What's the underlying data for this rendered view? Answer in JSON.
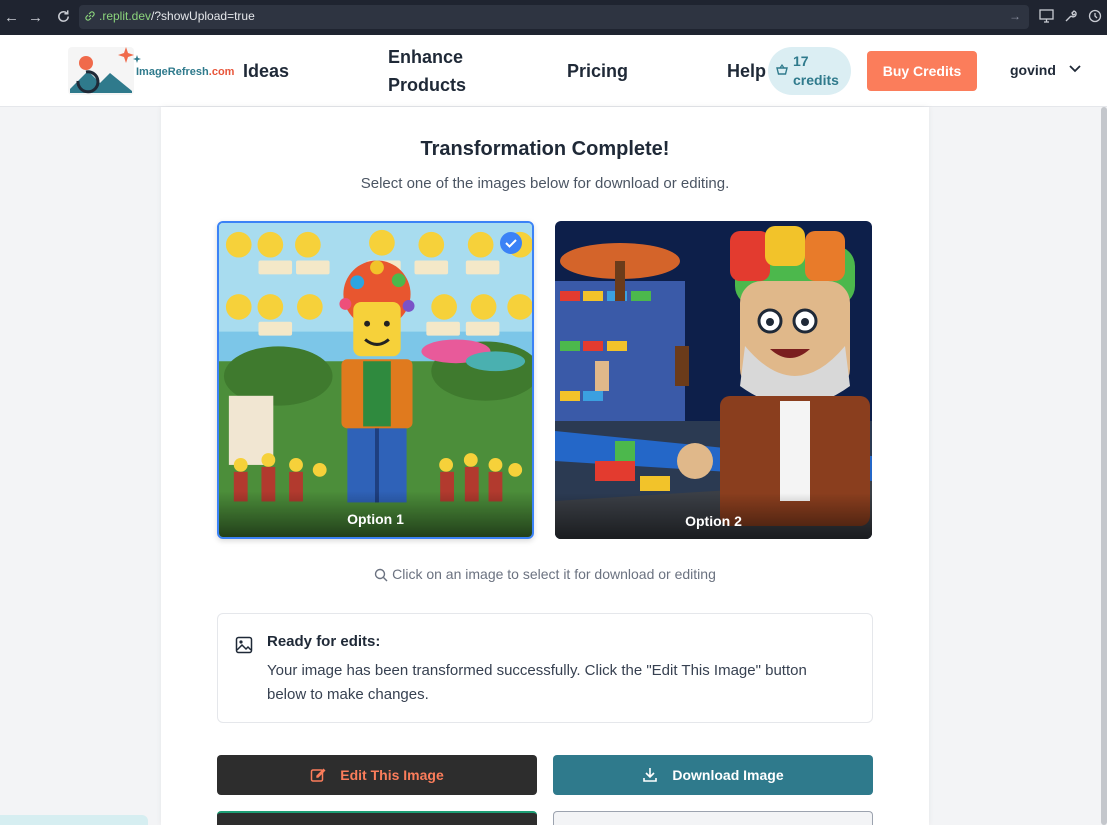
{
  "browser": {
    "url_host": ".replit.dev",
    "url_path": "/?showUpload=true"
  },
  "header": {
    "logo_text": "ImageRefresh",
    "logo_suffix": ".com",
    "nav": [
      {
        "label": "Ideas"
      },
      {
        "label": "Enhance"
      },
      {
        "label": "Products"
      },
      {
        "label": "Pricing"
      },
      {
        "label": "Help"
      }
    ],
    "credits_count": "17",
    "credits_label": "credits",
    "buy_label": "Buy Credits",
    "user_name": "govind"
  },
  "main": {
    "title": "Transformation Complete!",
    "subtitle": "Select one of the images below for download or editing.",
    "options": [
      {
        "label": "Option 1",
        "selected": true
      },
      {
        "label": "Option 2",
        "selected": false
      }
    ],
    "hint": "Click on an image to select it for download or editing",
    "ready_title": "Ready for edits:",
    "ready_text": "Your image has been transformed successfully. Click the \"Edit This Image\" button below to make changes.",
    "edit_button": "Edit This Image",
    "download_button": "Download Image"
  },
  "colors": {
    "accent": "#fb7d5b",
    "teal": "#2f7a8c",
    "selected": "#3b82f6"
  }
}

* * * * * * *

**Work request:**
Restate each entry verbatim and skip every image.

**Result:**
What's the underlying data for this rendered view? Answer in JSON.
{
  "browser": {
    "url_host": ".replit.dev",
    "url_path": "/?showUpload=true"
  },
  "header": {
    "logo_text": "ImageRefresh",
    "logo_suffix": ".com",
    "nav": [
      {
        "label": "Ideas"
      },
      {
        "label": "Enhance"
      },
      {
        "label": "Products"
      },
      {
        "label": "Pricing"
      },
      {
        "label": "Help"
      }
    ],
    "credits_count": "17",
    "credits_label": "credits",
    "buy_label": "Buy Credits",
    "user_name": "govind"
  },
  "main": {
    "title": "Transformation Complete!",
    "subtitle": "Select one of the images below for download or editing.",
    "options": [
      {
        "label": "Option 1",
        "selected": true
      },
      {
        "label": "Option 2",
        "selected": false
      }
    ],
    "hint": "Click on an image to select it for download or editing",
    "ready_title": "Ready for edits:",
    "ready_text": "Your image has been transformed successfully. Click the \"Edit This Image\" button below to make changes.",
    "edit_button": "Edit This Image",
    "download_button": "Download Image"
  },
  "colors": {
    "accent": "#fb7d5b",
    "teal": "#2f7a8c",
    "selected": "#3b82f6"
  }
}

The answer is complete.